### [What the task asks]
Pull every line containing "write" from the data.

### [Dataset records]
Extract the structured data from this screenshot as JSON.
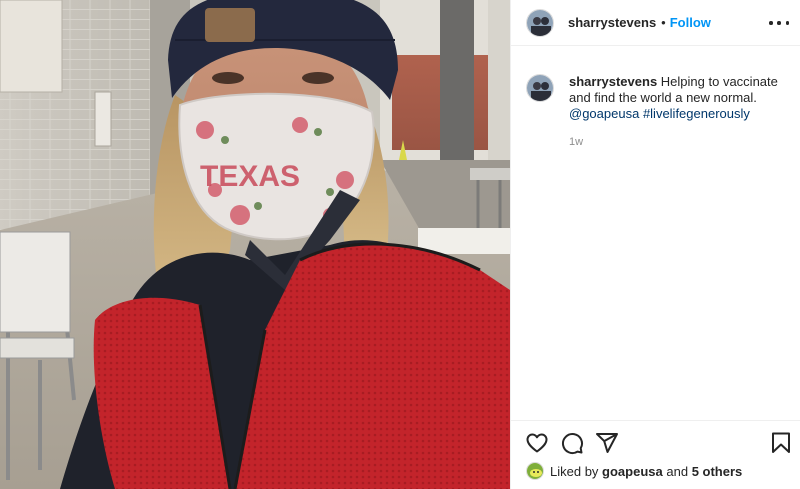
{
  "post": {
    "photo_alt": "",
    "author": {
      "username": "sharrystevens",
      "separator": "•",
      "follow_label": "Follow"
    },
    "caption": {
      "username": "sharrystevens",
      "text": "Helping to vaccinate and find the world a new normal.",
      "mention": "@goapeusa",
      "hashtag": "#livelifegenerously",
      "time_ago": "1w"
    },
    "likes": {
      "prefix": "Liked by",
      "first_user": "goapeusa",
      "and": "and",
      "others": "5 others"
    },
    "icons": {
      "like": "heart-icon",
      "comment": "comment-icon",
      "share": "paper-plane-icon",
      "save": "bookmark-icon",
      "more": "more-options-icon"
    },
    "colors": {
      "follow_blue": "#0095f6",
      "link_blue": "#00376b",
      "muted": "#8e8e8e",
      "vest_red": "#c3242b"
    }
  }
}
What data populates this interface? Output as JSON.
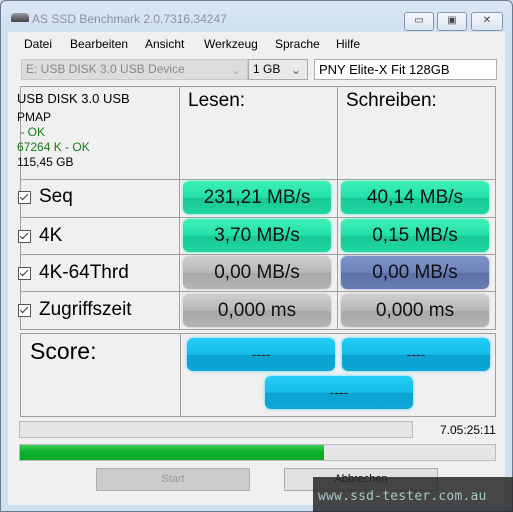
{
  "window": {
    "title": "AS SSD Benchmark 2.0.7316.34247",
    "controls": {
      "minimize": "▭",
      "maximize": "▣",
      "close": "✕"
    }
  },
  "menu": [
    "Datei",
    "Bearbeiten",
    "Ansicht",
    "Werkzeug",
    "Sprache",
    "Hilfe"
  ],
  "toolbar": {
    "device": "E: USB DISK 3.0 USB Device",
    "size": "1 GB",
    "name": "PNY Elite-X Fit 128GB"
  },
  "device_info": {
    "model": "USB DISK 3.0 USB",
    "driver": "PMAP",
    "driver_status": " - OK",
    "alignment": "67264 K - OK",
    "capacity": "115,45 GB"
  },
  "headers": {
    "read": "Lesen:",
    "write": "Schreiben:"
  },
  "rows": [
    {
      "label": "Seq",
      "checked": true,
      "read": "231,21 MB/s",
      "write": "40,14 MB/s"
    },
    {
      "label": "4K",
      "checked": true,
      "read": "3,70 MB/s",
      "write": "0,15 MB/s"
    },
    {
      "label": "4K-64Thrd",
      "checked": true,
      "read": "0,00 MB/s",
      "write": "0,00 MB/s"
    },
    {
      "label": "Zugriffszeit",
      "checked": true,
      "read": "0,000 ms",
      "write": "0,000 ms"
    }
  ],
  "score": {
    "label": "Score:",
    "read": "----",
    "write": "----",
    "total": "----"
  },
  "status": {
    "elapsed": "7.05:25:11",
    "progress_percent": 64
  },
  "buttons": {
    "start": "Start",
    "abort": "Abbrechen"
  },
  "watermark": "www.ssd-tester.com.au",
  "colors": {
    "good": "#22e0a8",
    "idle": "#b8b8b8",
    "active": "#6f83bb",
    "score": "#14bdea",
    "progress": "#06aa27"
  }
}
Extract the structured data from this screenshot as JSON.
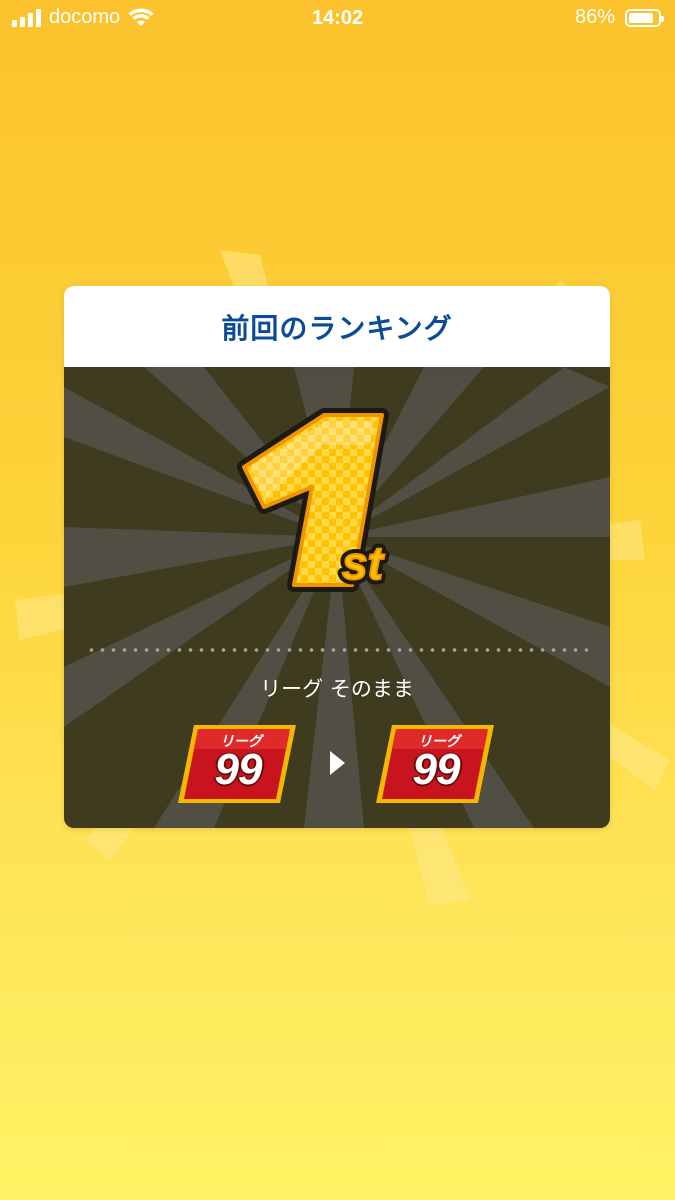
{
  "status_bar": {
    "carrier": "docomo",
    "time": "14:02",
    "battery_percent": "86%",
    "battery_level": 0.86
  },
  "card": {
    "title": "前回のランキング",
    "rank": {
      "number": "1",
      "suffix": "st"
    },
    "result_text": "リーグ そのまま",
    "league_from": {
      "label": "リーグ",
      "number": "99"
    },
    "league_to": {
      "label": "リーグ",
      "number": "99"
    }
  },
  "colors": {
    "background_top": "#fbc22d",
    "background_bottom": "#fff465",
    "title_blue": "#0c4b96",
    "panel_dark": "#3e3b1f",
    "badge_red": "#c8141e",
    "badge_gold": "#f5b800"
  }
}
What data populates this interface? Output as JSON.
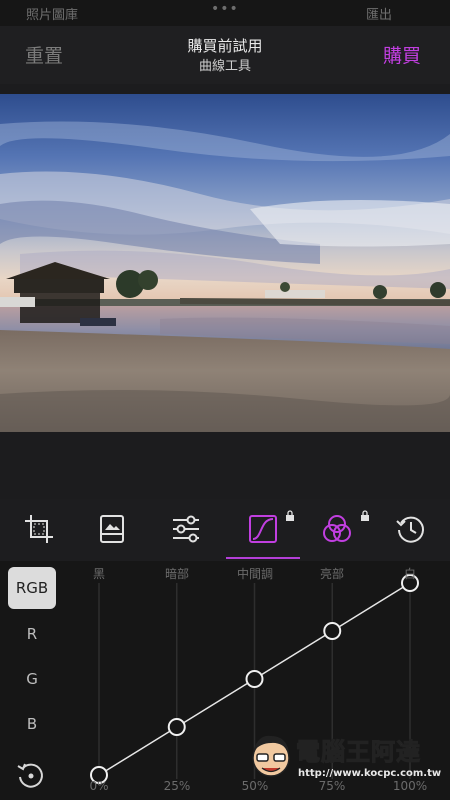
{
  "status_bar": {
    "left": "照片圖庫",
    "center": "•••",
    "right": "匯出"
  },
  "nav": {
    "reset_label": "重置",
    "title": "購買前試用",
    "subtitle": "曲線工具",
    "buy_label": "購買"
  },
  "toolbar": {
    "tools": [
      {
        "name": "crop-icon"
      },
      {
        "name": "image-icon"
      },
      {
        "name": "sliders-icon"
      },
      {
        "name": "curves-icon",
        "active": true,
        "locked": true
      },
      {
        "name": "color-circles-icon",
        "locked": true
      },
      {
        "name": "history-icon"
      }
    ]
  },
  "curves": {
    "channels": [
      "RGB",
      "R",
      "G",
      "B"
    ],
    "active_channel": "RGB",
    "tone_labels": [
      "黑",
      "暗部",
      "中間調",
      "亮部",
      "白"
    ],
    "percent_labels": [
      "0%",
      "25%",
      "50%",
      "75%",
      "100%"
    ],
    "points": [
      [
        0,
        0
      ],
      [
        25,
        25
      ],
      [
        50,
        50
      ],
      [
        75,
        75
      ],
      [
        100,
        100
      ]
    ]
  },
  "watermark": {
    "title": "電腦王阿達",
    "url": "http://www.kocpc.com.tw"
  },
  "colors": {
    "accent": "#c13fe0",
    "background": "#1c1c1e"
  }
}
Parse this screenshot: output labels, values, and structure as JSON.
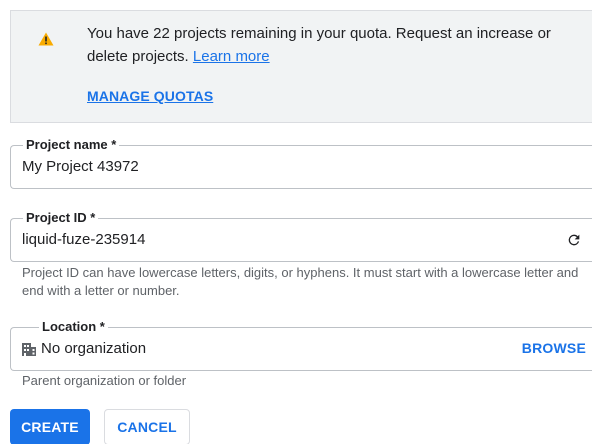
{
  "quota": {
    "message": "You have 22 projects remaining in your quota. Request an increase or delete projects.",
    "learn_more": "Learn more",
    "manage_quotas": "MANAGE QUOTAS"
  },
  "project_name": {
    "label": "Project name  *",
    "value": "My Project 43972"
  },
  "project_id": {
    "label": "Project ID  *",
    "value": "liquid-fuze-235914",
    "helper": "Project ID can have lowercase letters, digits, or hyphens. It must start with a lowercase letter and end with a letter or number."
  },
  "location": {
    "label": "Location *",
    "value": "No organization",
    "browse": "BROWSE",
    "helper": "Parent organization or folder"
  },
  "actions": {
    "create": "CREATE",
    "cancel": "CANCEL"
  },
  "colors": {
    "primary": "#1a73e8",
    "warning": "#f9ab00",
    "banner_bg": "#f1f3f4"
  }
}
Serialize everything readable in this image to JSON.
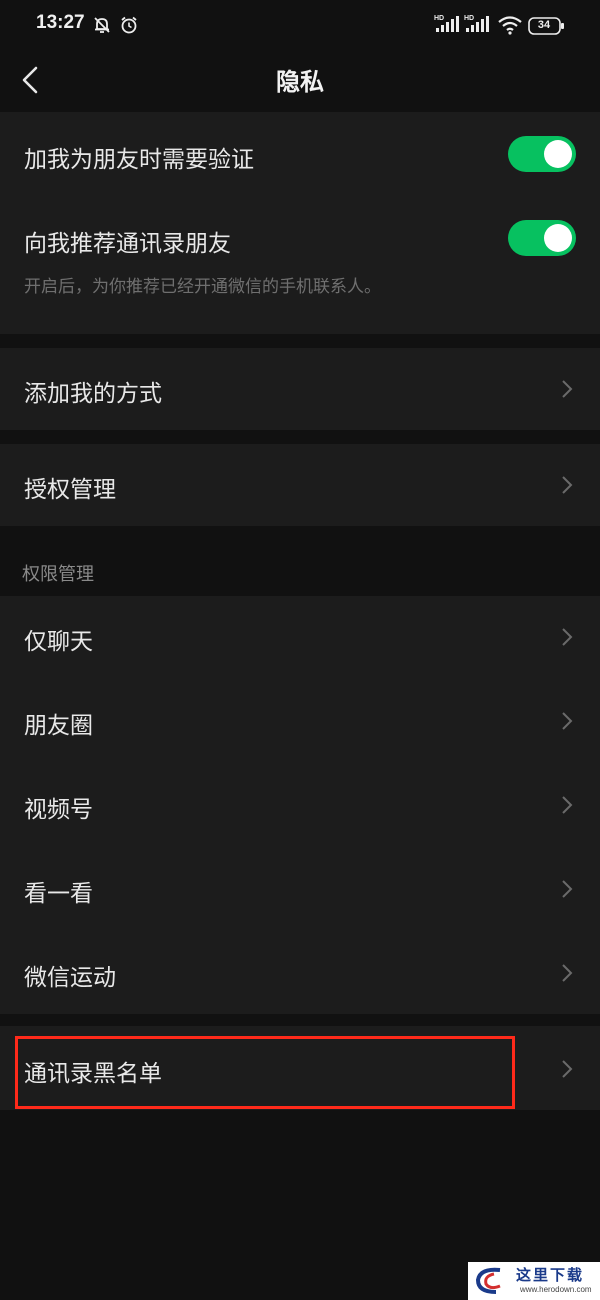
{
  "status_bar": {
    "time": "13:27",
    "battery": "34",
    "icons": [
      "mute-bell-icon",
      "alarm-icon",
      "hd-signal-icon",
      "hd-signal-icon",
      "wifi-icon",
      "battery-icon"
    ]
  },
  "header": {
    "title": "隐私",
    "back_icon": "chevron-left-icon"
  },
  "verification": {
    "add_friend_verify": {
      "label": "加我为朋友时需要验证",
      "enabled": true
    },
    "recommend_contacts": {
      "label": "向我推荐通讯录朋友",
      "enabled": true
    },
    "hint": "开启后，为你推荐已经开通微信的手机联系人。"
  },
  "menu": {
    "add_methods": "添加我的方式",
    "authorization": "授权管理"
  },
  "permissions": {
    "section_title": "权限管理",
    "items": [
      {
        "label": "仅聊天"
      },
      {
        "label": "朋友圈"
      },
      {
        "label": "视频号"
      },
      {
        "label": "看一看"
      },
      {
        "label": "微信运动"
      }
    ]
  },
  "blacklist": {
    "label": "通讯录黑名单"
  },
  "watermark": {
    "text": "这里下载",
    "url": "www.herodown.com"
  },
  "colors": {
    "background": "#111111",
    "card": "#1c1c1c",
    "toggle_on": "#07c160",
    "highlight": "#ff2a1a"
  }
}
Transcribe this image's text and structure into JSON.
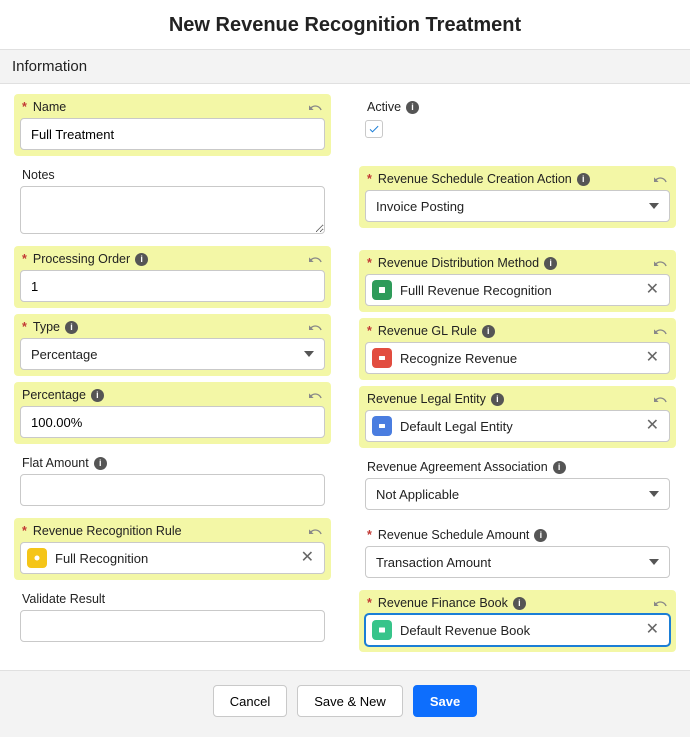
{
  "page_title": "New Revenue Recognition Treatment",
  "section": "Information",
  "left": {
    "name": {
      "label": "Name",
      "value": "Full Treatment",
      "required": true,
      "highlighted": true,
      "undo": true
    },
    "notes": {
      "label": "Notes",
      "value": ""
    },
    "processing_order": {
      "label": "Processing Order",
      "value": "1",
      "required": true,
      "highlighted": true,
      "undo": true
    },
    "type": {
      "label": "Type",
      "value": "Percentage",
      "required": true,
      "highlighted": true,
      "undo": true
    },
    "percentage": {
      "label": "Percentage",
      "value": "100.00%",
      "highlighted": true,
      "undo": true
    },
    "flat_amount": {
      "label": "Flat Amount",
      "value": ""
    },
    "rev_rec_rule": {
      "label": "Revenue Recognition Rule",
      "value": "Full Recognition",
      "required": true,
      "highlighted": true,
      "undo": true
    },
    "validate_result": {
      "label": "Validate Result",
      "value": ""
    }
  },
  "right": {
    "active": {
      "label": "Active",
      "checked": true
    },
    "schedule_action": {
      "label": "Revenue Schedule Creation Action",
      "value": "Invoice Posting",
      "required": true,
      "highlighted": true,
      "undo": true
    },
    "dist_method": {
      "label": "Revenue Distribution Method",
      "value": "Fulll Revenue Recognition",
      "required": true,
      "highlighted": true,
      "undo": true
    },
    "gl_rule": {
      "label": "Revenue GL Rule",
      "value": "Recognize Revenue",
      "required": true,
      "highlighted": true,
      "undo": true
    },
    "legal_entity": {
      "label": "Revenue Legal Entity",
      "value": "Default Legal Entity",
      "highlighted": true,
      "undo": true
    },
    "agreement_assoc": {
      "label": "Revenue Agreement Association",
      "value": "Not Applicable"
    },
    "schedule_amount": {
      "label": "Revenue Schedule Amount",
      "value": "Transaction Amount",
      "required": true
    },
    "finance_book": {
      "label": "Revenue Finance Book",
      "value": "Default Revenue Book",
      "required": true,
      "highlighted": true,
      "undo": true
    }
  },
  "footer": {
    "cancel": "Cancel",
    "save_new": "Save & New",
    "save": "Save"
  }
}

### [Your response]
    "write": "Schreiben:"
      "write": "40,14 MB/s"
      "write": "0,15 MB/s"
      "write": "0,00 MB/s"
      "write": "0,000 ms"
    "write": "----",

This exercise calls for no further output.